■ WHAT THIS TASK INVOLVES: What is the number of lines in the entries that contain "Pfeil"? Reply with that number only.

Element data from apps and pages:
----------

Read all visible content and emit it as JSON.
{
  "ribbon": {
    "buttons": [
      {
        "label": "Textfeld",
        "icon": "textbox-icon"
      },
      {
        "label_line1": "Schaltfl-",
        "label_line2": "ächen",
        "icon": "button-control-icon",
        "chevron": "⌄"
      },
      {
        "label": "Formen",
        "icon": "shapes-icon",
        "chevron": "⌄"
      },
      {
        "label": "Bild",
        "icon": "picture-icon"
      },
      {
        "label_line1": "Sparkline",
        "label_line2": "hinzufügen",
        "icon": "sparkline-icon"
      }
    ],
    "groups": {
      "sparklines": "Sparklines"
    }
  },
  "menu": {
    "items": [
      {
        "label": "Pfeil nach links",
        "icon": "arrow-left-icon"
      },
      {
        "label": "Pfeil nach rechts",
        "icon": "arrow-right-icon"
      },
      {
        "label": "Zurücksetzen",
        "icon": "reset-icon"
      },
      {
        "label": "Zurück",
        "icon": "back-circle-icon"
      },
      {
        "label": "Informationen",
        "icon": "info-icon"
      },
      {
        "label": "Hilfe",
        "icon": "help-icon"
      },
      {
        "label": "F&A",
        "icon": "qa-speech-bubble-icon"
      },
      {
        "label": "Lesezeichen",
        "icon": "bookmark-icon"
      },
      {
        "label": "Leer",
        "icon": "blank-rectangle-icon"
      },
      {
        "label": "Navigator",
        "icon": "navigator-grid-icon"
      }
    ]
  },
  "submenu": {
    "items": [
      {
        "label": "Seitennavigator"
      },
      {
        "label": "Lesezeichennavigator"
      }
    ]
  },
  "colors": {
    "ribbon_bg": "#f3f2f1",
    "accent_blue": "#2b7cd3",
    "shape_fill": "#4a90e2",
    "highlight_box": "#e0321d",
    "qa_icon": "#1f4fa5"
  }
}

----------

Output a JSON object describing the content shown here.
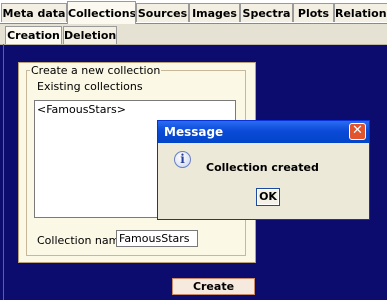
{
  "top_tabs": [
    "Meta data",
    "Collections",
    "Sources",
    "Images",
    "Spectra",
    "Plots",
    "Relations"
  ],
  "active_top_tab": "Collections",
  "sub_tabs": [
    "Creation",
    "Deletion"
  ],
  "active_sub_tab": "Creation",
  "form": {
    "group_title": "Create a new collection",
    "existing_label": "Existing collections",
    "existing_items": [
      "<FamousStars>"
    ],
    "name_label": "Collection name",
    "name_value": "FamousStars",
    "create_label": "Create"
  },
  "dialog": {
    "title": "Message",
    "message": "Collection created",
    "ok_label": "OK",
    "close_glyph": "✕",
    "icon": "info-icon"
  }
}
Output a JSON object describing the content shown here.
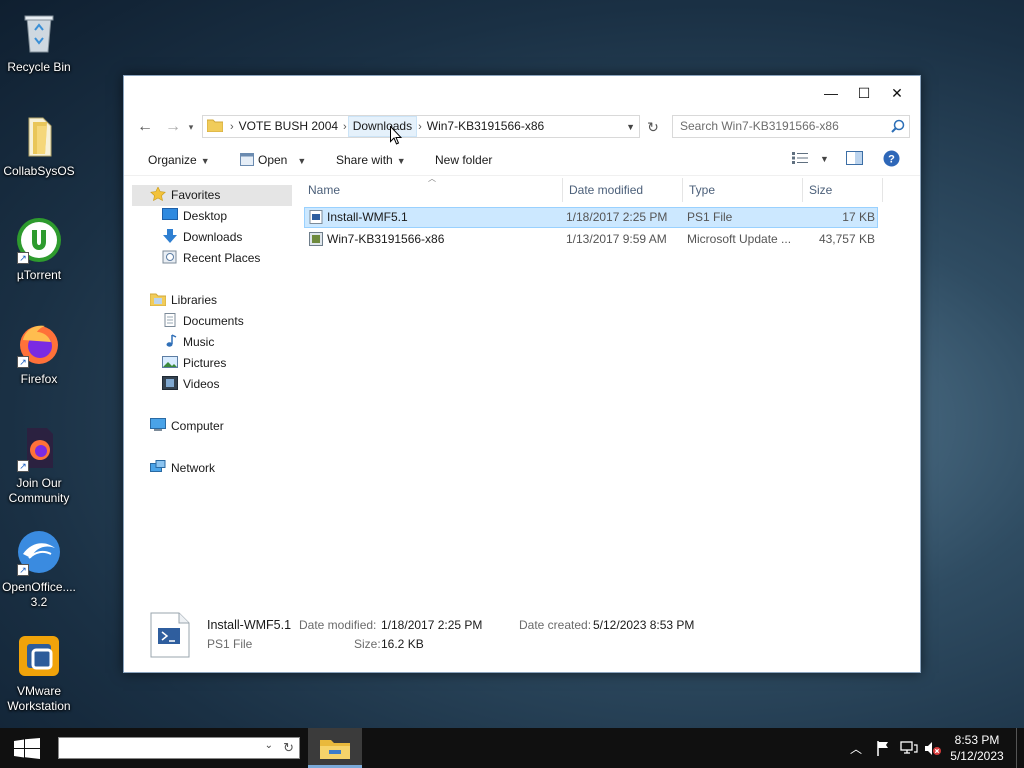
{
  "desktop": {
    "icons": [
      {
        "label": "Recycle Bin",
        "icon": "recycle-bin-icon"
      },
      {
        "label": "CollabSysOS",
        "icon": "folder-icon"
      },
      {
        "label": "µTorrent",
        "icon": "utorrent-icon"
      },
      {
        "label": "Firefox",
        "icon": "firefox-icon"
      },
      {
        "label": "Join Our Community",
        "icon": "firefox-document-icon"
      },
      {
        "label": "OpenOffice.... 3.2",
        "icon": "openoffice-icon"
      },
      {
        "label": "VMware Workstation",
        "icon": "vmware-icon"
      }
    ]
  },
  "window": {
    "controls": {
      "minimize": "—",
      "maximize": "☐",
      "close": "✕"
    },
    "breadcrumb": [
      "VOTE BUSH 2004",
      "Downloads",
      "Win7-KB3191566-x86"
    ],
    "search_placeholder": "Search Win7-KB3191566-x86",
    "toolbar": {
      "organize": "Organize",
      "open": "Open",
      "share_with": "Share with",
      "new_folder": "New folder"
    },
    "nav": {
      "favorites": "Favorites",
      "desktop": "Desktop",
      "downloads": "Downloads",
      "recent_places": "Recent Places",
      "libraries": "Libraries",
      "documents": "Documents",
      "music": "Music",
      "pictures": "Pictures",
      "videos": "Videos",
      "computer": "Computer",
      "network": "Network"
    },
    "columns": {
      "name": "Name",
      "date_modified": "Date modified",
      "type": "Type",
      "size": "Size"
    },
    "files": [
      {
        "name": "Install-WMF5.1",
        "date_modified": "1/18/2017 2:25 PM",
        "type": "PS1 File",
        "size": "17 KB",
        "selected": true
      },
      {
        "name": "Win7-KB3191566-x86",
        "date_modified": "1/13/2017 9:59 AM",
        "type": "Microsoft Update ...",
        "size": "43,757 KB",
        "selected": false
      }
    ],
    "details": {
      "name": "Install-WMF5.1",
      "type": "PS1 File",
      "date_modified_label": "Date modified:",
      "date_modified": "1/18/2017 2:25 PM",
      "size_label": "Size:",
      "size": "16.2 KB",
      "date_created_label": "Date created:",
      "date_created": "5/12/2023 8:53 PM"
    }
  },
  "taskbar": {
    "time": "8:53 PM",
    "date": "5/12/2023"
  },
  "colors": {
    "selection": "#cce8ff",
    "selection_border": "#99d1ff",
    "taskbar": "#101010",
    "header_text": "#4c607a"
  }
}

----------

■ OUTPUT OF THE EXERCISE: 2